◆ **WHAT YOU WILL DO**:
Retype each entry below exactly. Do not carry any image over.
═════ DATA UNDER STUDY
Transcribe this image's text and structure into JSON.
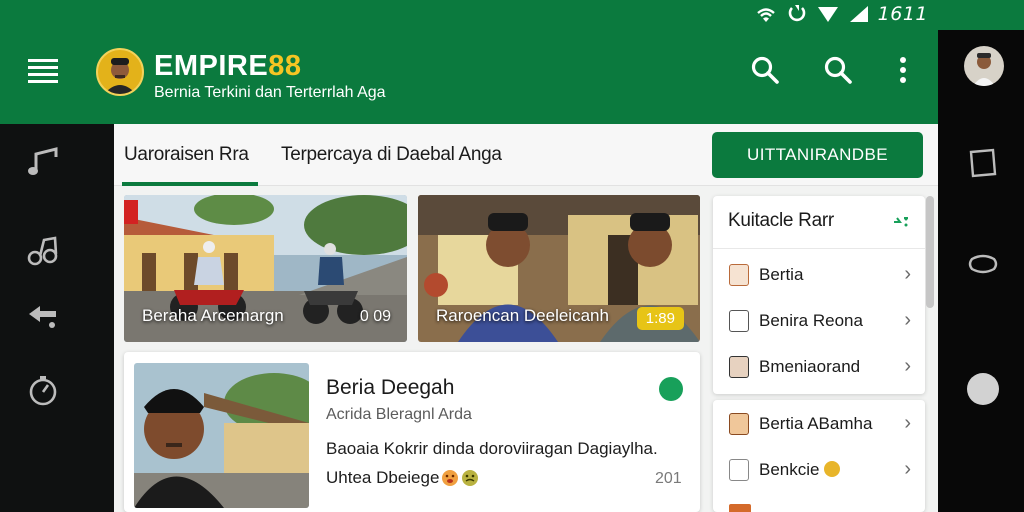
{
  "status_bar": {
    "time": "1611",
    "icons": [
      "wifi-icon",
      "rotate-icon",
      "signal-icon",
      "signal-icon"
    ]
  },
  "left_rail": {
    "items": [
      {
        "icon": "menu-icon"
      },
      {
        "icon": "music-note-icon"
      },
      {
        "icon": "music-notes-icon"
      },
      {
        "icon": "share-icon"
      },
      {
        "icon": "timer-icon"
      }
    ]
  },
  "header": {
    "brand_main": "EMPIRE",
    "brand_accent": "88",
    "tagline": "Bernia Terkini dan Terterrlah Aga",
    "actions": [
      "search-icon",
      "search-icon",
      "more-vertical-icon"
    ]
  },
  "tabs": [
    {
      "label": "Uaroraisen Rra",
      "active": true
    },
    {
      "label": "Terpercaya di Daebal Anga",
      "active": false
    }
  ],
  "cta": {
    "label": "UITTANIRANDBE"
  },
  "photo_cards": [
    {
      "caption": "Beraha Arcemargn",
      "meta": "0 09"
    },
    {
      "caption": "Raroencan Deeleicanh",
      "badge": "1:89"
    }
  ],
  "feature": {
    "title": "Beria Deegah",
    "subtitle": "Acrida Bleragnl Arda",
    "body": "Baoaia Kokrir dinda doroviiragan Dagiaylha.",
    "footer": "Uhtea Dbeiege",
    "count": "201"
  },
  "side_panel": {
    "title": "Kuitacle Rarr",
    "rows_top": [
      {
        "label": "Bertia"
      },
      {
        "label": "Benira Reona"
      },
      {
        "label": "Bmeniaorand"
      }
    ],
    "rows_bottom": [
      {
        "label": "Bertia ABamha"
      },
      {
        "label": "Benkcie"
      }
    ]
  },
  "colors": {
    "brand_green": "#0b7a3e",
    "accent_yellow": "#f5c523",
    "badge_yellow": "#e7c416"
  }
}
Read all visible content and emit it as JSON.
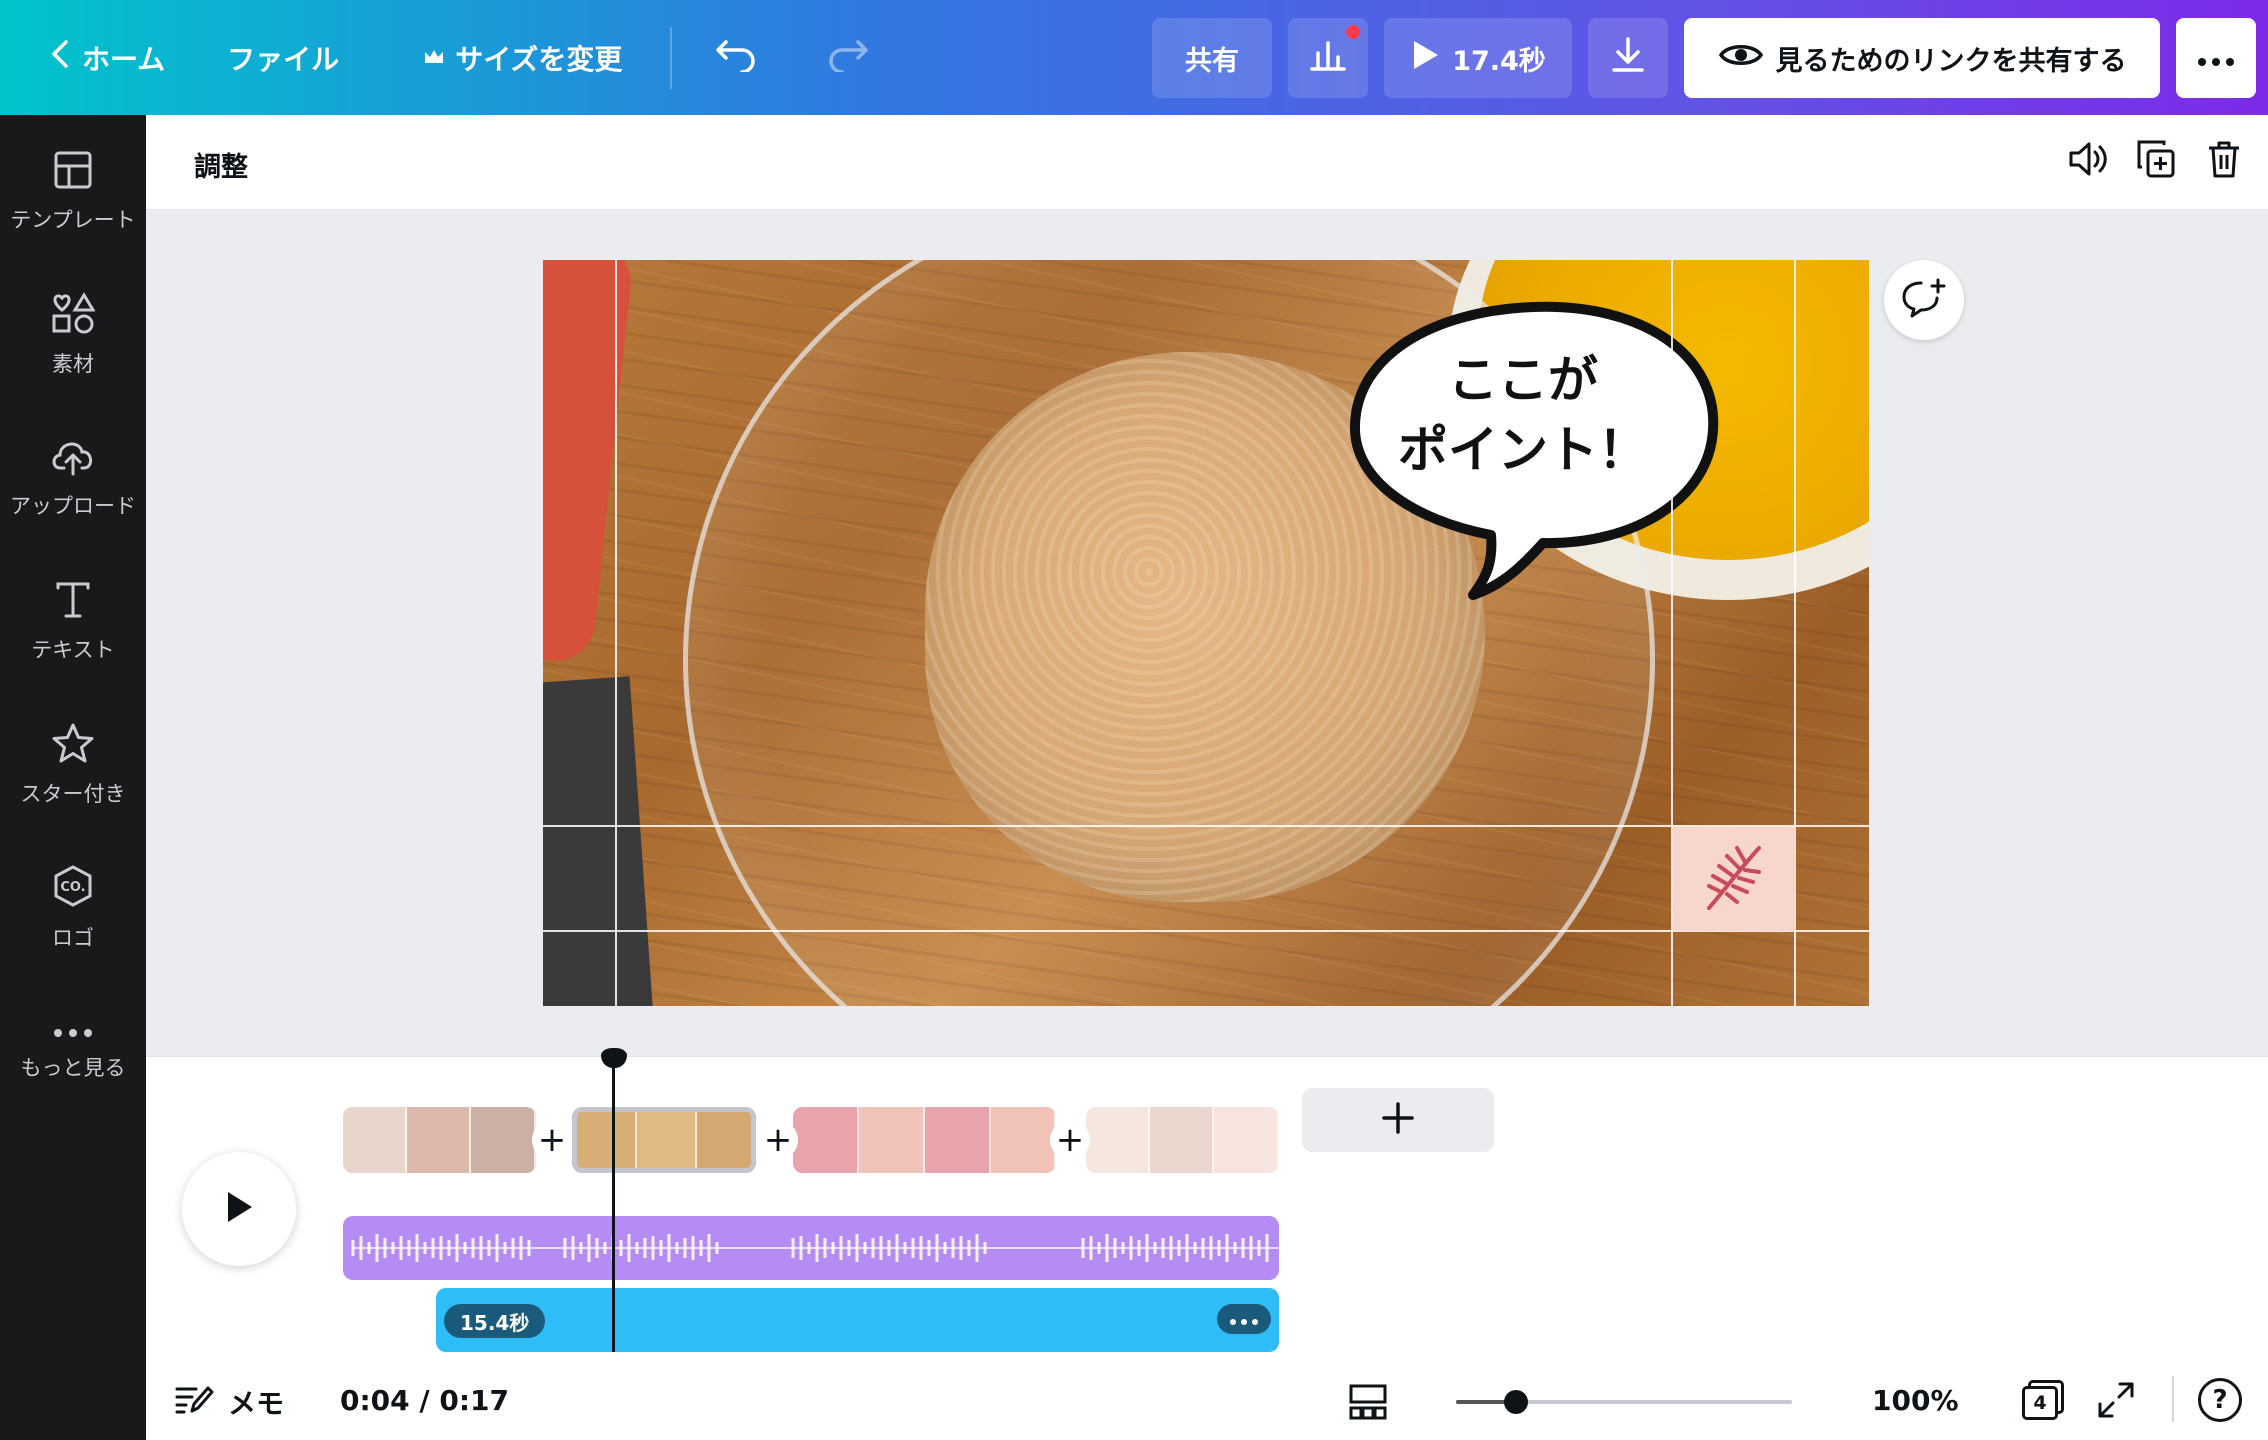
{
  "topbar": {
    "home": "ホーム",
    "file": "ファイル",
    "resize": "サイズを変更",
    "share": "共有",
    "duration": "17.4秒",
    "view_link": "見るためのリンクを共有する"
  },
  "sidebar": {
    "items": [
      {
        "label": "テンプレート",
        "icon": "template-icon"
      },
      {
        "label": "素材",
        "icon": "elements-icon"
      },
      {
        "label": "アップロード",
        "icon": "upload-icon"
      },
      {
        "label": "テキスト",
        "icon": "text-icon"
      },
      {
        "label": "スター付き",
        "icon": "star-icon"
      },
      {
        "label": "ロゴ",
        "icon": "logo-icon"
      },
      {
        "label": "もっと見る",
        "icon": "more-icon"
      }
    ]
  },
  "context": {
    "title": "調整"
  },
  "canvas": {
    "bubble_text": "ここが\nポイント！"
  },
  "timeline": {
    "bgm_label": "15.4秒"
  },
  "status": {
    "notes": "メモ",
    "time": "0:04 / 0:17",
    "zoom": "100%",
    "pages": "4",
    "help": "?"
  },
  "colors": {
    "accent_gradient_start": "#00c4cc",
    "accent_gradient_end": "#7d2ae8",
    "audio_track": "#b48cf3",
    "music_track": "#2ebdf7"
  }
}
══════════
◆ **ANSWER SPACE**:
Transcribe this image's text and structure into JSON.
{
  "status_bar": {
    "time": "1611",
    "icons": [
      "wifi-icon",
      "rotate-icon",
      "signal-icon",
      "signal-icon"
    ]
  },
  "left_rail": {
    "items": [
      {
        "icon": "menu-icon"
      },
      {
        "icon": "music-note-icon"
      },
      {
        "icon": "music-notes-icon"
      },
      {
        "icon": "share-icon"
      },
      {
        "icon": "timer-icon"
      }
    ]
  },
  "header": {
    "brand_main": "EMPIRE",
    "brand_accent": "88",
    "tagline": "Bernia Terkini dan Terterrlah Aga",
    "actions": [
      "search-icon",
      "search-icon",
      "more-vertical-icon"
    ]
  },
  "tabs": [
    {
      "label": "Uaroraisen Rra",
      "active": true
    },
    {
      "label": "Terpercaya di Daebal Anga",
      "active": false
    }
  ],
  "cta": {
    "label": "UITTANIRANDBE"
  },
  "photo_cards": [
    {
      "caption": "Beraha Arcemargn",
      "meta": "0 09"
    },
    {
      "caption": "Raroencan Deeleicanh",
      "badge": "1:89"
    }
  ],
  "feature": {
    "title": "Beria Deegah",
    "subtitle": "Acrida Bleragnl Arda",
    "body": "Baoaia Kokrir dinda doroviiragan Dagiaylha.",
    "footer": "Uhtea Dbeiege",
    "count": "201"
  },
  "side_panel": {
    "title": "Kuitacle Rarr",
    "rows_top": [
      {
        "label": "Bertia"
      },
      {
        "label": "Benira Reona"
      },
      {
        "label": "Bmeniaorand"
      }
    ],
    "rows_bottom": [
      {
        "label": "Bertia ABamha"
      },
      {
        "label": "Benkcie"
      }
    ]
  },
  "colors": {
    "brand_green": "#0b7a3e",
    "accent_yellow": "#f5c523",
    "badge_yellow": "#e7c416"
  }
}
Read all visible content and emit it as JSON.
{
  "topbar": {
    "home": "ホーム",
    "file": "ファイル",
    "resize": "サイズを変更",
    "share": "共有",
    "duration": "17.4秒",
    "view_link": "見るためのリンクを共有する"
  },
  "sidebar": {
    "items": [
      {
        "label": "テンプレート",
        "icon": "template-icon"
      },
      {
        "label": "素材",
        "icon": "elements-icon"
      },
      {
        "label": "アップロード",
        "icon": "upload-icon"
      },
      {
        "label": "テキスト",
        "icon": "text-icon"
      },
      {
        "label": "スター付き",
        "icon": "star-icon"
      },
      {
        "label": "ロゴ",
        "icon": "logo-icon"
      },
      {
        "label": "もっと見る",
        "icon": "more-icon"
      }
    ]
  },
  "context": {
    "title": "調整"
  },
  "canvas": {
    "bubble_text": "ここが\nポイント！"
  },
  "timeline": {
    "bgm_label": "15.4秒"
  },
  "status": {
    "notes": "メモ",
    "time": "0:04 / 0:17",
    "zoom": "100%",
    "pages": "4",
    "help": "?"
  },
  "colors": {
    "accent_gradient_start": "#00c4cc",
    "accent_gradient_end": "#7d2ae8",
    "audio_track": "#b48cf3",
    "music_track": "#2ebdf7"
  }
}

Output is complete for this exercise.